After conversations with coaches, others close to the process, and one person close to officiating over the past month, I can’t see the rule surviving in its current form, and maybe not at all. What happened last year, clearly, was there was a different standard to overturn calls either made or not made on the field that passed 31-1 by club owners at the March NFL meetings. In short, there had to be assault and battery on a receiver three or four seconds before the ball arrived for no-flag to be turned into a flag. (I jest, but not by much.) The rule became a sideshow, a joke, surely because the NFL wanted to discourage coaches from throwing challenge flags and making the games challenge-flag-filled. But the result of it was that the league looked foolish for passing a rule it didn’t enforce.

The rule was passed in 2019 on a one-year trial basis. I just don’t see 24 owners (and their football people) agreeing to pass such a haphazardly enforced rule again in 2020. No one in the league in any position of authority is saying it’s doomed in the current form. It’s just a feeling I get that passage now is unlikely. We’ll see. Competition committee chairman Rich McKay told the Washington Post’s Mark Maske in Indianapolis on Sunday, “I think we all saw the frustration that we all had during the year. And I do think it began to get better. But I want to see it all and the total picture and not deal from emotion.” Hardly an optimistic forecast.

So this is my idea: Let’s say owners get to the league meeting in Florida in late March, and the league sees no way to get a three-quarters vote for the rule as is. (Likely.) The impetus for this rule was to provide a fail-safe for plays like the one in the NFC Championship Game 13 months ago. With 1:49 left in the fourth quarter of a 20-20 game, New Orleans quarterback Drew Brees threw to wideout Tommylee Lewis inside the Rams’ 10-yard line, and defensive back Nickell Robey-Coleman slammed into Lewis clearly before the ball arrived. No flag. The non-interference call forced the Saints to kick a field goal. The Rams tied it with a field goal to force overtime, and the Rams won in overtime.

Let’s leave the fail-safe in place. Create a rule in, say, the last three minutes of a game to prevent a catastrophic play like the one in the title game. Allow the New York officiating command center to ride herd on the last three minutes of every game, and allow them to call for a review of calls either made on the field that look shaky, or calls not made that look like they should have been flagged.

The amount of time is malleable. If it’s four minutes, okay. If it’s two, okay. (I’d probably rather have three, four or five, because games can be determined on a big call with four or so minutes to go.)

I wish the rule could have worked. But I see the league’s reticence to see the game slowed with challenge flags. Given that the league (and probably a majority owners) doesn’t want the rule in its current state, there’s still a way for an amended rule to save games from ending with a terrible call or non-call affecting the outcome in the waning seconds. The league should strongly consider it.

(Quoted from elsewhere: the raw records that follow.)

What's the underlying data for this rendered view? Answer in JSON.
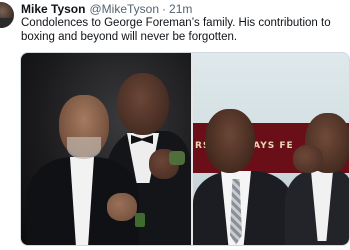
{
  "tweet": {
    "author_name": "Mike Tyson",
    "handle": "@MikeTyson",
    "separator": "·",
    "time": "21m",
    "text": "Condolences to George Foreman’s family. His contribution to boxing and beyond will never be forgotten.",
    "avatar_icon": "profile-avatar",
    "media": {
      "photo_count": 2,
      "photos": [
        {
          "name": "left-photo"
        },
        {
          "name": "right-photo",
          "banner_text": "RS TUESDAYS FE"
        }
      ]
    }
  },
  "colors": {
    "text_primary": "#0f1419",
    "text_secondary": "#536471",
    "media_border": "#cfd9de",
    "background": "#ffffff"
  }
}
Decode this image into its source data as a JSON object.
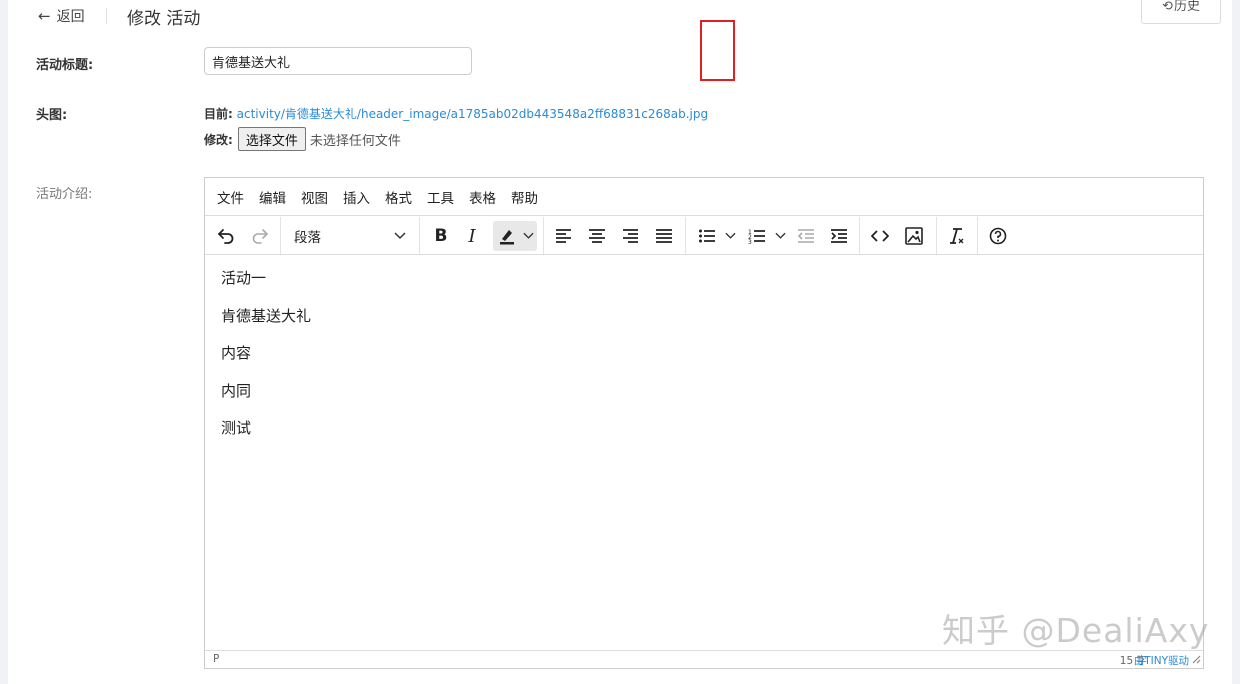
{
  "header": {
    "back_label": "返回",
    "page_title": "修改 活动",
    "history_label": "历史"
  },
  "form": {
    "title_label": "活动标题:",
    "title_value": "肯德基送大礼",
    "image_label": "头图:",
    "current_label": "目前:",
    "current_path": "activity/肯德基送大礼/header_image/a1785ab02db443548a2ff68831c268ab.jpg",
    "modify_label": "修改:",
    "choose_file": "选择文件",
    "no_file": "未选择任何文件",
    "intro_label": "活动介绍:"
  },
  "editor": {
    "menus": [
      "文件",
      "编辑",
      "视图",
      "插入",
      "格式",
      "工具",
      "表格",
      "帮助"
    ],
    "block_format": "段落",
    "paragraphs": [
      "活动一",
      "肯德基送大礼",
      "内容",
      "内同",
      "测试"
    ],
    "status_path": "P",
    "word_count": "15 字",
    "brand": "由TINY驱动",
    "highlighted_tool": "image-icon"
  },
  "watermark": "知乎 @DealiAxy"
}
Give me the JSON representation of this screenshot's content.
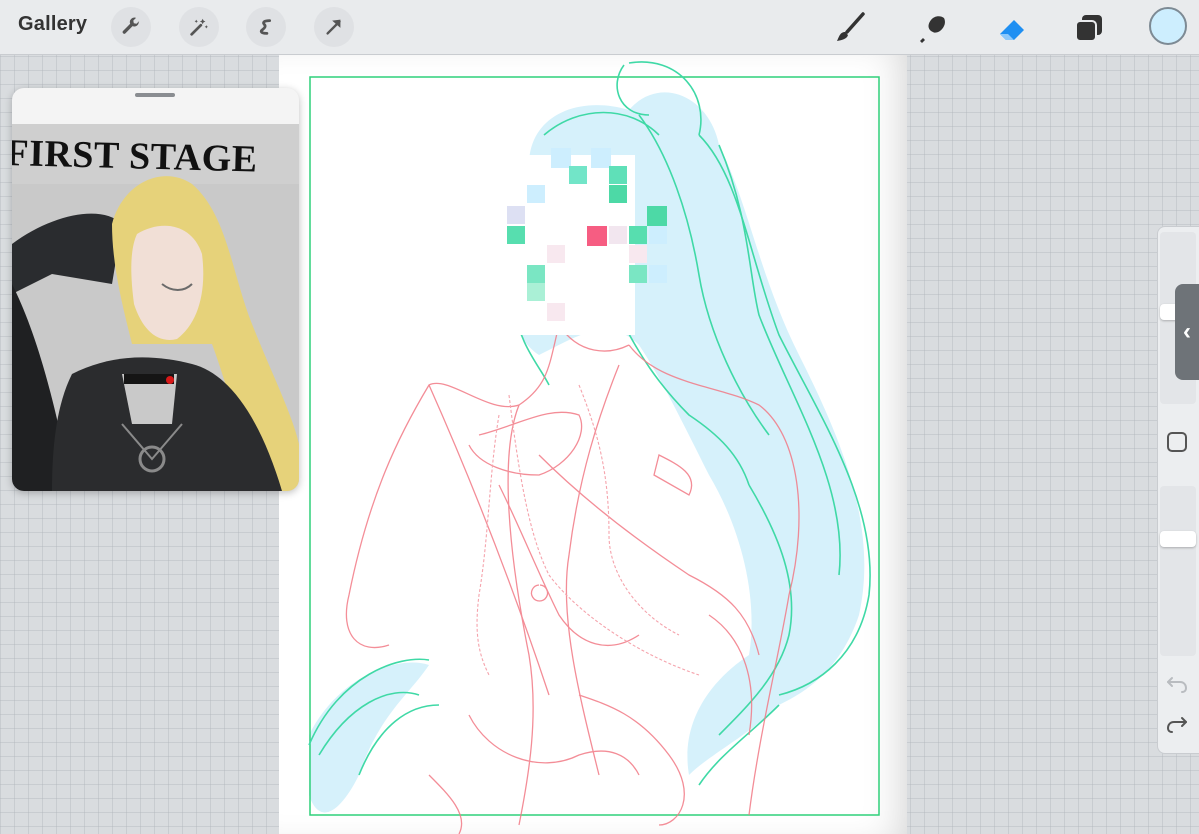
{
  "toolbar": {
    "gallery_label": "Gallery",
    "left_tools": [
      "wrench-icon",
      "magic-wand-icon",
      "selection-icon",
      "transform-arrow-icon"
    ],
    "right_tools": [
      "brush-icon",
      "smudge-icon",
      "eraser-icon",
      "layers-icon"
    ],
    "active_tool": "eraser-icon",
    "current_color": "#cdeefe",
    "accent_color": "#1f8ff2"
  },
  "reference_window": {
    "title_text": "FIRST STAGE"
  },
  "canvas": {
    "background": "#ffffff",
    "frame_color": "#2fd07a",
    "sketch_colors": [
      "#f27a86",
      "#3fd9a6",
      "#d6f1fb"
    ],
    "face_censored": true
  },
  "sidebar": {
    "brush_size_level": 0.97,
    "opacity_level": 0.26,
    "collapse_icon": "chevron-left-icon",
    "modify_icon": "square-icon",
    "undo_icon": "undo-icon",
    "redo_icon": "redo-icon"
  }
}
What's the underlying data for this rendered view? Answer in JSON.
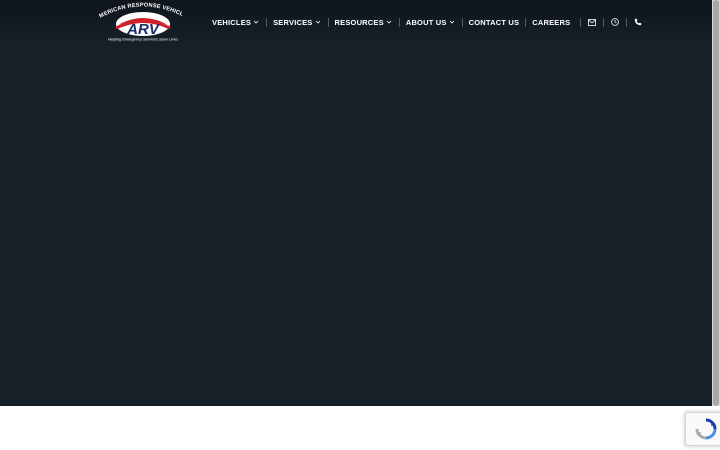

Read more from Peter King’s Football Morning in America column here.